### [Exercise aim]
All of the entries should be written out again exactly.

### [Dataset records]
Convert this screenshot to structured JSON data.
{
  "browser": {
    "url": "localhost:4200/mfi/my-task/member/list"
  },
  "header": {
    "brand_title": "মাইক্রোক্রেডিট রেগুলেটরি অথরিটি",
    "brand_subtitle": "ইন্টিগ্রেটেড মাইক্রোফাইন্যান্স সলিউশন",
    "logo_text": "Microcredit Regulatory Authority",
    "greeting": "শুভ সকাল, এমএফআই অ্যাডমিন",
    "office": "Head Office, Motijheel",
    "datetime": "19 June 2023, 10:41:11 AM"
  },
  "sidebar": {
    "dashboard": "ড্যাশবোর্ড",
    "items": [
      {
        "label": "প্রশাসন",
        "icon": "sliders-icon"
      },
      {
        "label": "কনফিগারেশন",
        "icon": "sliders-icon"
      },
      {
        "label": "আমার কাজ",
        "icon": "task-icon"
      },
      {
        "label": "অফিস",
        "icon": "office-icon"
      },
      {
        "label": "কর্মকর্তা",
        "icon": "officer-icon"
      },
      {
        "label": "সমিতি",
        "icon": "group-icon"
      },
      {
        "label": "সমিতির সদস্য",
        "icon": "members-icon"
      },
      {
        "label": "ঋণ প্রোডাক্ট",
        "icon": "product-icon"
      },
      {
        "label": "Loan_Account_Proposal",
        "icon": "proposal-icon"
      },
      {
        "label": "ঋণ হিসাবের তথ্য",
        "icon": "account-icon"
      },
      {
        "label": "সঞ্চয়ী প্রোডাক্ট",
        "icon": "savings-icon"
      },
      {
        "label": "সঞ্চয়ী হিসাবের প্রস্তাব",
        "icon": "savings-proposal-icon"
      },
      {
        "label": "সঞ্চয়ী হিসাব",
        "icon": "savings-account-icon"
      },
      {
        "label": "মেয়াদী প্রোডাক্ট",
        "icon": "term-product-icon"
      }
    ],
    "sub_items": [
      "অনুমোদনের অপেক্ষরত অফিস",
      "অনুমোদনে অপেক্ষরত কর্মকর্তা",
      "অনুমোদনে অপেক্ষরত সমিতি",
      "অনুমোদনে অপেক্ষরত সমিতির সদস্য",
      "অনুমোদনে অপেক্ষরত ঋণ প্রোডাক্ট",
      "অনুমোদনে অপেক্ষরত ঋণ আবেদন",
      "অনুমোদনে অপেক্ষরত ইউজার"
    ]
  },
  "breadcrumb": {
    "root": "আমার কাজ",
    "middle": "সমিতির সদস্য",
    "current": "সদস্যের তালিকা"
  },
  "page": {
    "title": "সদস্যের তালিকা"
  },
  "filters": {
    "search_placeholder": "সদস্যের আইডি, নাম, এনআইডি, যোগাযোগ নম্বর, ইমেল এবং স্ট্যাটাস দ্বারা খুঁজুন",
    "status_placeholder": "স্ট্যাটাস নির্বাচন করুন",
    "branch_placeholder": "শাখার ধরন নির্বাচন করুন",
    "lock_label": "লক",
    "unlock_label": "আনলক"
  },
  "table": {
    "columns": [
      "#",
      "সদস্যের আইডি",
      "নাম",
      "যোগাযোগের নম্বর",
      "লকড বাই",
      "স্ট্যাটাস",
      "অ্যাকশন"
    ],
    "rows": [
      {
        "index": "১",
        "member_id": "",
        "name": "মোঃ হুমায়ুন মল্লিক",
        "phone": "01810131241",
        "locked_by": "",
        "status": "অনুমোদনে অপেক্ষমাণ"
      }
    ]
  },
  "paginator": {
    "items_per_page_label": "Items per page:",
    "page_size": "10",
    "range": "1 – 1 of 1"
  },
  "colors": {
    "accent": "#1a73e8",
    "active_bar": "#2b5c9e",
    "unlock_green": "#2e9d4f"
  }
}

### [Solution for this problem]
Convert this screenshot to structured JSON data.
{
  "browser": {
    "url": "localhost:4200/mfi/my-task/member/list"
  },
  "header": {
    "brand_title": "মাইক্রোক্রেডিট রেগুলেটরি অথরিটি",
    "brand_subtitle": "ইন্টিগ্রেটেড মাইক্রোফাইন্যান্স সলিউশন",
    "logo_text": "Microcredit Regulatory Authority",
    "greeting": "শুভ সকাল, এমএফআই অ্যাডমিন",
    "office": "Head Office, Motijheel",
    "datetime": "19 June 2023, 10:41:11 AM"
  },
  "sidebar": {
    "dashboard": "ড্যাশবোর্ড",
    "items": [
      {
        "label": "প্রশাসন",
        "icon": "sliders-icon"
      },
      {
        "label": "কনফিগারেশন",
        "icon": "sliders-icon"
      },
      {
        "label": "আমার কাজ",
        "icon": "task-icon"
      },
      {
        "label": "অফিস",
        "icon": "office-icon"
      },
      {
        "label": "কর্মকর্তা",
        "icon": "officer-icon"
      },
      {
        "label": "সমিতি",
        "icon": "group-icon"
      },
      {
        "label": "সমিতির সদস্য",
        "icon": "members-icon"
      },
      {
        "label": "ঋণ প্রোডাক্ট",
        "icon": "product-icon"
      },
      {
        "label": "Loan_Account_Proposal",
        "icon": "proposal-icon"
      },
      {
        "label": "ঋণ হিসাবের তথ্য",
        "icon": "account-icon"
      },
      {
        "label": "সঞ্চয়ী প্রোডাক্ট",
        "icon": "savings-icon"
      },
      {
        "label": "সঞ্চয়ী হিসাবের প্রস্তাব",
        "icon": "savings-proposal-icon"
      },
      {
        "label": "সঞ্চয়ী হিসাব",
        "icon": "savings-account-icon"
      },
      {
        "label": "মেয়াদী প্রোডাক্ট",
        "icon": "term-product-icon"
      }
    ],
    "sub_items": [
      "অনুমোদনের অপেক্ষরত অফিস",
      "অনুমোদনে অপেক্ষরত কর্মকর্তা",
      "অনুমোদনে অপেক্ষরত সমিতি",
      "অনুমোদনে অপেক্ষরত সমিতির সদস্য",
      "অনুমোদনে অপেক্ষরত ঋণ প্রোডাক্ট",
      "অনুমোদনে অপেক্ষরত ঋণ আবেদন",
      "অনুমোদনে অপেক্ষরত ইউজার"
    ]
  },
  "breadcrumb": {
    "root": "আমার কাজ",
    "middle": "সমিতির সদস্য",
    "current": "সদস্যের তালিকা"
  },
  "page": {
    "title": "সদস্যের তালিকা"
  },
  "filters": {
    "search_placeholder": "সদস্যের আইডি, নাম, এনআইডি, যোগাযোগ নম্বর, ইমেল এবং স্ট্যাটাস দ্বারা খুঁজুন",
    "status_placeholder": "স্ট্যাটাস নির্বাচন করুন",
    "branch_placeholder": "শাখার ধরন নির্বাচন করুন",
    "lock_label": "লক",
    "unlock_label": "আনলক"
  },
  "table": {
    "columns": [
      "#",
      "সদস্যের আইডি",
      "নাম",
      "যোগাযোগের নম্বর",
      "লকড বাই",
      "স্ট্যাটাস",
      "অ্যাকশন"
    ],
    "rows": [
      {
        "index": "১",
        "member_id": "",
        "name": "মোঃ হুমায়ুন মল্লিক",
        "phone": "01810131241",
        "locked_by": "",
        "status": "অনুমোদনে অপেক্ষমাণ"
      }
    ]
  },
  "paginator": {
    "items_per_page_label": "Items per page:",
    "page_size": "10",
    "range": "1 – 1 of 1"
  },
  "colors": {
    "accent": "#1a73e8",
    "active_bar": "#2b5c9e",
    "unlock_green": "#2e9d4f"
  }
}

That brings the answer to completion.